Top of DATA EXCERPTS
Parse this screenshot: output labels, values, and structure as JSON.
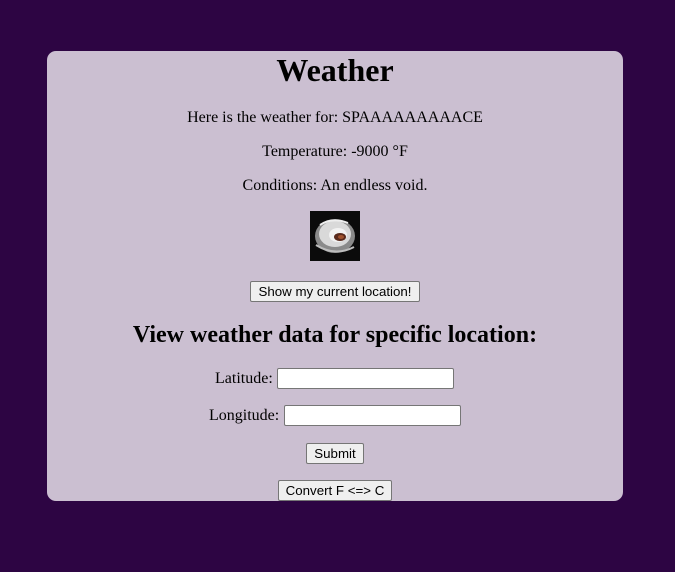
{
  "page": {
    "title": "Weather",
    "location_line": "Here is the weather for: SPAAAAAAAAACE",
    "temperature_line": "Temperature: -9000 °F",
    "conditions_line": "Conditions: An endless void."
  },
  "icon": {
    "name": "weather-condition-icon"
  },
  "buttons": {
    "current_location": "Show my current location!",
    "submit": "Submit",
    "convert": "Convert F <=> C"
  },
  "form": {
    "heading": "View weather data for specific location:",
    "latitude_label": "Latitude:",
    "latitude_value": "",
    "longitude_label": "Longitude:",
    "longitude_value": ""
  },
  "colors": {
    "background": "#2d0543",
    "card": "#cbbfd1"
  }
}
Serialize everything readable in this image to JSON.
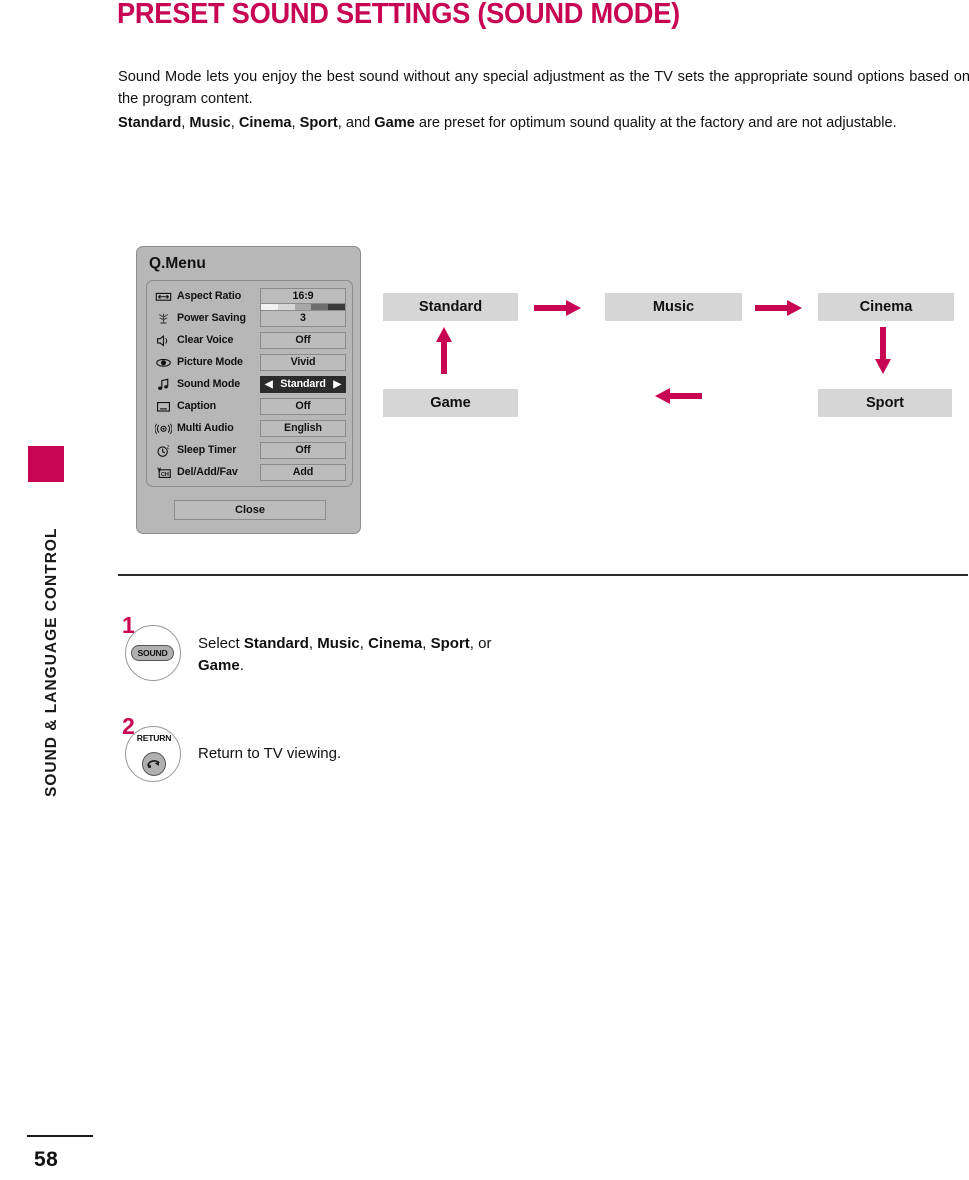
{
  "page": {
    "title": "PRESET SOUND SETTINGS (SOUND MODE)",
    "number": "58",
    "sidebar_label": "SOUND & LANGUAGE CONTROL",
    "accent_color": "#c80552"
  },
  "intro": {
    "paragraph1": "Sound Mode lets you enjoy the best sound without any special adjustment as the TV sets the appropriate sound options based on the program content.",
    "paragraph2_modes": [
      "Standard",
      "Music",
      "Cinema",
      "Sport",
      "Game"
    ],
    "paragraph2_prefix": "",
    "paragraph2_join": ", and ",
    "paragraph2_suffix": " are preset for optimum sound quality at the factory and are not adjustable."
  },
  "qmenu": {
    "title": "Q.Menu",
    "close_label": "Close",
    "items": [
      {
        "icon": "aspect-ratio-icon",
        "label": "Aspect Ratio",
        "value": "16:9",
        "selected": false
      },
      {
        "icon": "power-saving-icon",
        "label": "Power Saving",
        "value": "3",
        "selected": false,
        "gauge": true,
        "gauge_levels": 5,
        "gauge_colors": [
          "#f2f2f2",
          "#d6d6d6",
          "#a8a8a8",
          "#6e6e6e",
          "#3a3a3a"
        ]
      },
      {
        "icon": "clear-voice-icon",
        "label": "Clear Voice",
        "value": "Off",
        "selected": false
      },
      {
        "icon": "picture-mode-icon",
        "label": "Picture Mode",
        "value": "Vivid",
        "selected": false
      },
      {
        "icon": "sound-mode-icon",
        "label": "Sound Mode",
        "value": "Standard",
        "selected": true,
        "arrow_left": "◀",
        "arrow_right": "▶"
      },
      {
        "icon": "caption-icon",
        "label": "Caption",
        "value": "Off",
        "selected": false
      },
      {
        "icon": "multi-audio-icon",
        "label": "Multi Audio",
        "value": "English",
        "selected": false
      },
      {
        "icon": "sleep-timer-icon",
        "label": "Sleep Timer",
        "value": "Off",
        "selected": false
      },
      {
        "icon": "del-add-fav-icon",
        "label": "Del/Add/Fav",
        "value": "Add",
        "selected": false
      }
    ]
  },
  "flow": {
    "boxes": {
      "standard": "Standard",
      "music": "Music",
      "cinema": "Cinema",
      "sport": "Sport",
      "game": "Game"
    },
    "arrow_color": "#c80552",
    "sequence": [
      "Standard",
      "Music",
      "Cinema",
      "Sport",
      "Game"
    ]
  },
  "steps": [
    {
      "number": "1",
      "button_label": "SOUND",
      "button_type": "pill",
      "text_prefix": "Select ",
      "text_modes": [
        "Standard",
        "Music",
        "Cinema",
        "Sport",
        "Game"
      ],
      "text_suffix": "."
    },
    {
      "number": "2",
      "button_label": "RETURN",
      "button_type": "disc",
      "text": "Return to TV viewing."
    }
  ]
}
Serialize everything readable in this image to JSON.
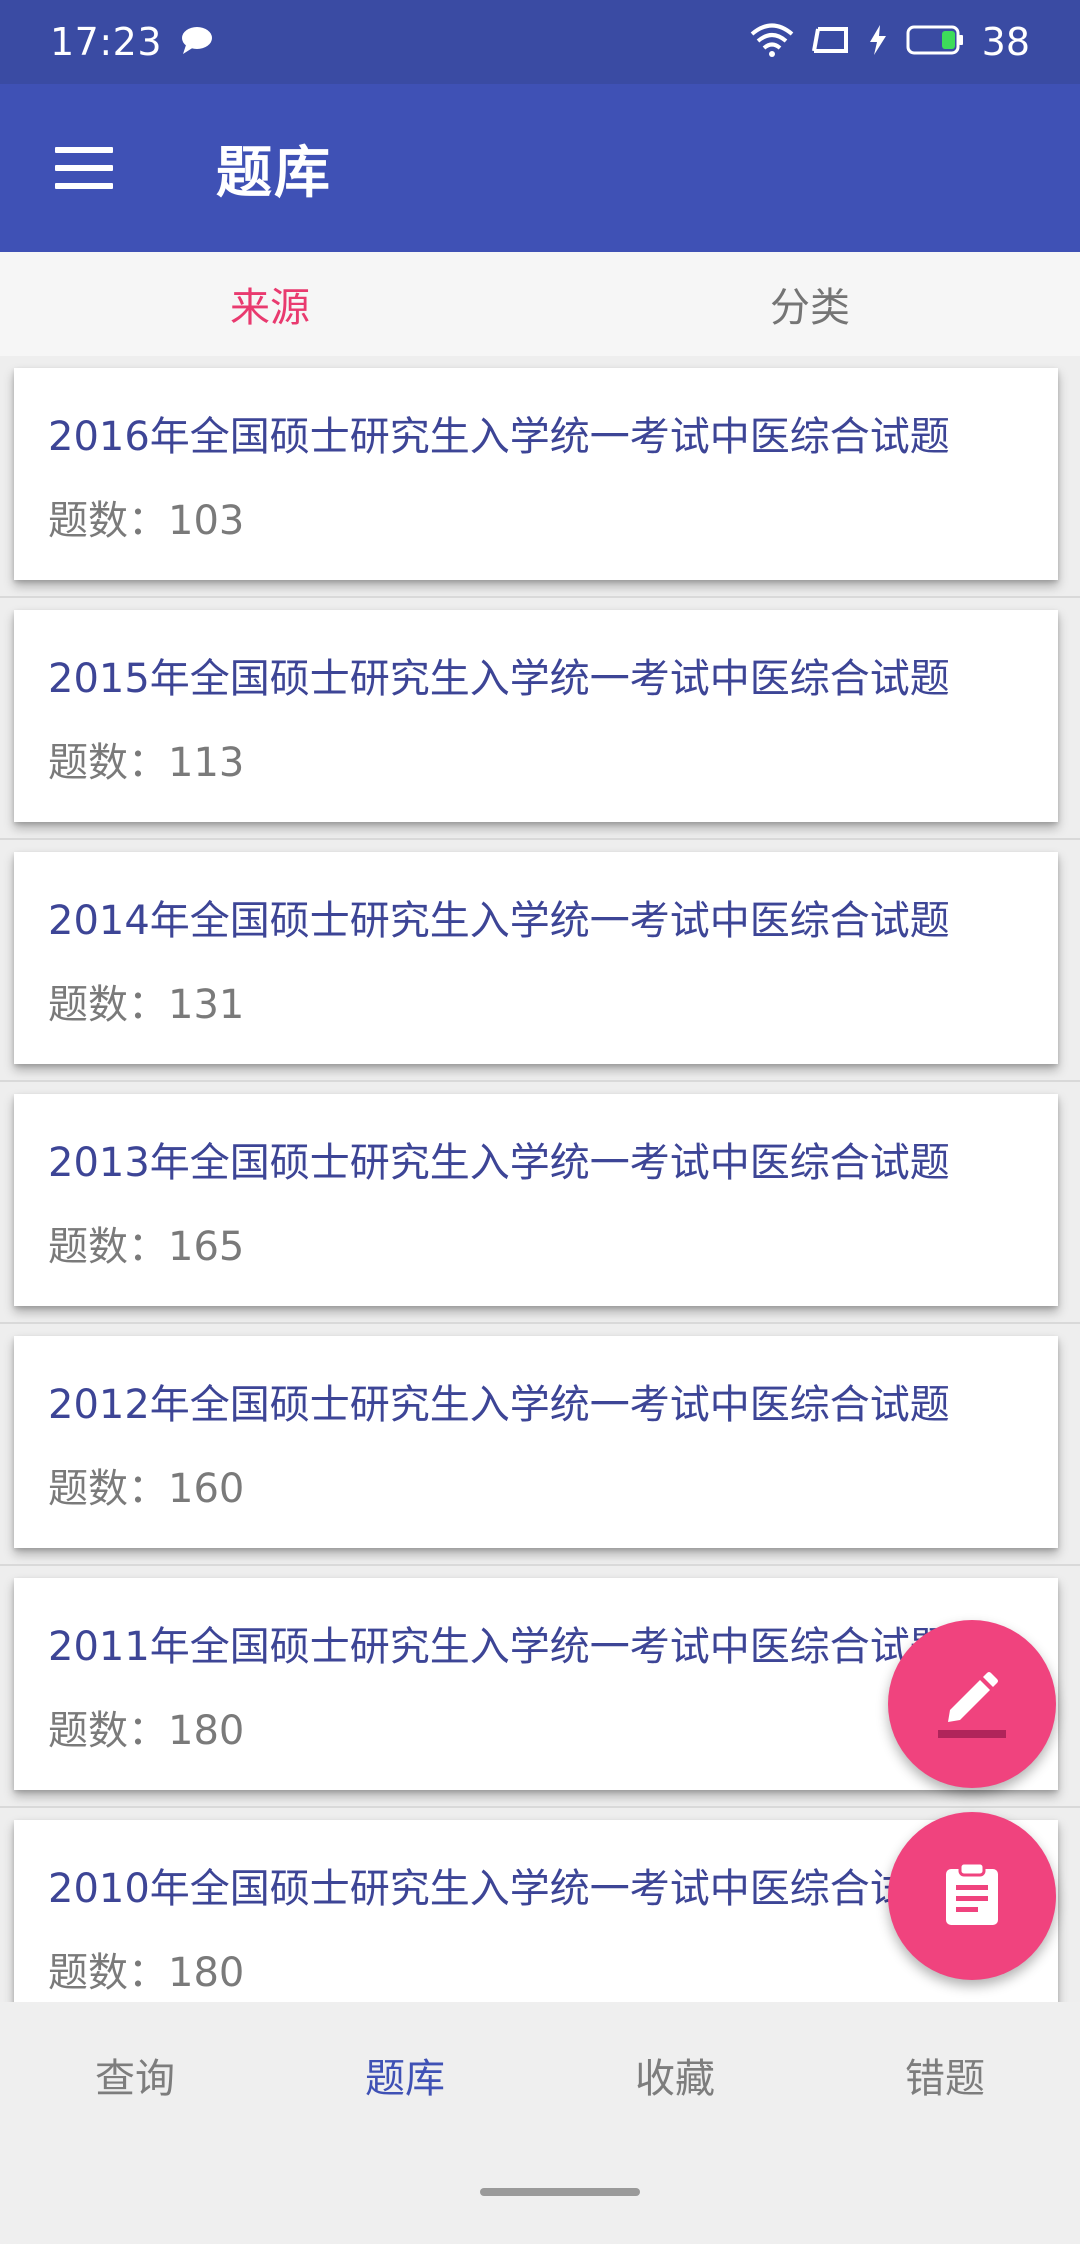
{
  "status_bar": {
    "time": "17:23",
    "battery": "38",
    "icons": [
      "chat-bubble-icon",
      "wifi-icon",
      "cast-icon",
      "charging-icon",
      "battery-icon"
    ]
  },
  "app_bar": {
    "title": "题库",
    "menu_icon": "menu-icon"
  },
  "tabs": [
    {
      "label": "来源",
      "active": true
    },
    {
      "label": "分类",
      "active": false
    }
  ],
  "list": {
    "items": [
      {
        "title": "2016年全国硕士研究生入学统一考试中医综合试题",
        "count": "题数：103"
      },
      {
        "title": "2015年全国硕士研究生入学统一考试中医综合试题",
        "count": "题数：113"
      },
      {
        "title": "2014年全国硕士研究生入学统一考试中医综合试题",
        "count": "题数：131"
      },
      {
        "title": "2013年全国硕士研究生入学统一考试中医综合试题",
        "count": "题数：165"
      },
      {
        "title": "2012年全国硕士研究生入学统一考试中医综合试题",
        "count": "题数：160"
      },
      {
        "title": "2011年全国硕士研究生入学统一考试中医综合试题",
        "count": "题数：180"
      },
      {
        "title": "2010年全国硕士研究生入学统一考试中医综合试题",
        "count": "题数：180"
      }
    ]
  },
  "fabs": [
    {
      "icon": "edit-icon"
    },
    {
      "icon": "clipboard-icon"
    }
  ],
  "bottom_nav": {
    "items": [
      {
        "label": "查询",
        "active": false
      },
      {
        "label": "题库",
        "active": true
      },
      {
        "label": "收藏",
        "active": false
      },
      {
        "label": "错题",
        "active": false
      }
    ]
  },
  "colors": {
    "status_bar": "#3a4ba3",
    "app_bar": "#3f51b5",
    "accent": "#f0437e",
    "active_tab": "#e93a6f",
    "card_title": "#3d4596"
  }
}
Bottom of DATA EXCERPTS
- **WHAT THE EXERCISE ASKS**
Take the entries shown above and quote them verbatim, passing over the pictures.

- **SOLUTION TO THE PROBLEM**
Parse this screenshot: output labels, values, and structure as JSON.
{
  "page": {
    "title": "Weather",
    "location_line": "Here is the weather for: SPAAAAAAAAACE",
    "temperature_line": "Temperature: -9000 °F",
    "conditions_line": "Conditions: An endless void."
  },
  "icon": {
    "name": "weather-condition-icon"
  },
  "buttons": {
    "current_location": "Show my current location!",
    "submit": "Submit",
    "convert": "Convert F <=> C"
  },
  "form": {
    "heading": "View weather data for specific location:",
    "latitude_label": "Latitude:",
    "latitude_value": "",
    "longitude_label": "Longitude:",
    "longitude_value": ""
  },
  "colors": {
    "background": "#2d0543",
    "card": "#cbbfd1"
  }
}
Serialize everything readable in this image to JSON.
{
  "page": {
    "title": "PRESET SOUND SETTINGS (SOUND MODE)",
    "number": "58",
    "sidebar_label": "SOUND & LANGUAGE CONTROL",
    "accent_color": "#c80552"
  },
  "intro": {
    "paragraph1": "Sound Mode lets you enjoy the best sound without any special adjustment as the TV sets the appropriate sound options based on the program content.",
    "paragraph2_modes": [
      "Standard",
      "Music",
      "Cinema",
      "Sport",
      "Game"
    ],
    "paragraph2_prefix": "",
    "paragraph2_join": ", and ",
    "paragraph2_suffix": " are preset for optimum sound quality at the factory and are not adjustable."
  },
  "qmenu": {
    "title": "Q.Menu",
    "close_label": "Close",
    "items": [
      {
        "icon": "aspect-ratio-icon",
        "label": "Aspect Ratio",
        "value": "16:9",
        "selected": false
      },
      {
        "icon": "power-saving-icon",
        "label": "Power Saving",
        "value": "3",
        "selected": false,
        "gauge": true,
        "gauge_levels": 5,
        "gauge_colors": [
          "#f2f2f2",
          "#d6d6d6",
          "#a8a8a8",
          "#6e6e6e",
          "#3a3a3a"
        ]
      },
      {
        "icon": "clear-voice-icon",
        "label": "Clear Voice",
        "value": "Off",
        "selected": false
      },
      {
        "icon": "picture-mode-icon",
        "label": "Picture Mode",
        "value": "Vivid",
        "selected": false
      },
      {
        "icon": "sound-mode-icon",
        "label": "Sound Mode",
        "value": "Standard",
        "selected": true,
        "arrow_left": "◀",
        "arrow_right": "▶"
      },
      {
        "icon": "caption-icon",
        "label": "Caption",
        "value": "Off",
        "selected": false
      },
      {
        "icon": "multi-audio-icon",
        "label": "Multi Audio",
        "value": "English",
        "selected": false
      },
      {
        "icon": "sleep-timer-icon",
        "label": "Sleep Timer",
        "value": "Off",
        "selected": false
      },
      {
        "icon": "del-add-fav-icon",
        "label": "Del/Add/Fav",
        "value": "Add",
        "selected": false
      }
    ]
  },
  "flow": {
    "boxes": {
      "standard": "Standard",
      "music": "Music",
      "cinema": "Cinema",
      "sport": "Sport",
      "game": "Game"
    },
    "arrow_color": "#c80552",
    "sequence": [
      "Standard",
      "Music",
      "Cinema",
      "Sport",
      "Game"
    ]
  },
  "steps": [
    {
      "number": "1",
      "button_label": "SOUND",
      "button_type": "pill",
      "text_prefix": "Select ",
      "text_modes": [
        "Standard",
        "Music",
        "Cinema",
        "Sport",
        "Game"
      ],
      "text_suffix": "."
    },
    {
      "number": "2",
      "button_label": "RETURN",
      "button_type": "disc",
      "text": "Return to TV viewing."
    }
  ]
}
Serialize everything readable in this image to JSON.
{
  "status_bar": {
    "time": "17:23",
    "battery": "38",
    "icons": [
      "chat-bubble-icon",
      "wifi-icon",
      "cast-icon",
      "charging-icon",
      "battery-icon"
    ]
  },
  "app_bar": {
    "title": "题库",
    "menu_icon": "menu-icon"
  },
  "tabs": [
    {
      "label": "来源",
      "active": true
    },
    {
      "label": "分类",
      "active": false
    }
  ],
  "list": {
    "items": [
      {
        "title": "2016年全国硕士研究生入学统一考试中医综合试题",
        "count": "题数：103"
      },
      {
        "title": "2015年全国硕士研究生入学统一考试中医综合试题",
        "count": "题数：113"
      },
      {
        "title": "2014年全国硕士研究生入学统一考试中医综合试题",
        "count": "题数：131"
      },
      {
        "title": "2013年全国硕士研究生入学统一考试中医综合试题",
        "count": "题数：165"
      },
      {
        "title": "2012年全国硕士研究生入学统一考试中医综合试题",
        "count": "题数：160"
      },
      {
        "title": "2011年全国硕士研究生入学统一考试中医综合试题",
        "count": "题数：180"
      },
      {
        "title": "2010年全国硕士研究生入学统一考试中医综合试题",
        "count": "题数：180"
      }
    ]
  },
  "fabs": [
    {
      "icon": "edit-icon"
    },
    {
      "icon": "clipboard-icon"
    }
  ],
  "bottom_nav": {
    "items": [
      {
        "label": "查询",
        "active": false
      },
      {
        "label": "题库",
        "active": true
      },
      {
        "label": "收藏",
        "active": false
      },
      {
        "label": "错题",
        "active": false
      }
    ]
  },
  "colors": {
    "status_bar": "#3a4ba3",
    "app_bar": "#3f51b5",
    "accent": "#f0437e",
    "active_tab": "#e93a6f",
    "card_title": "#3d4596"
  }
}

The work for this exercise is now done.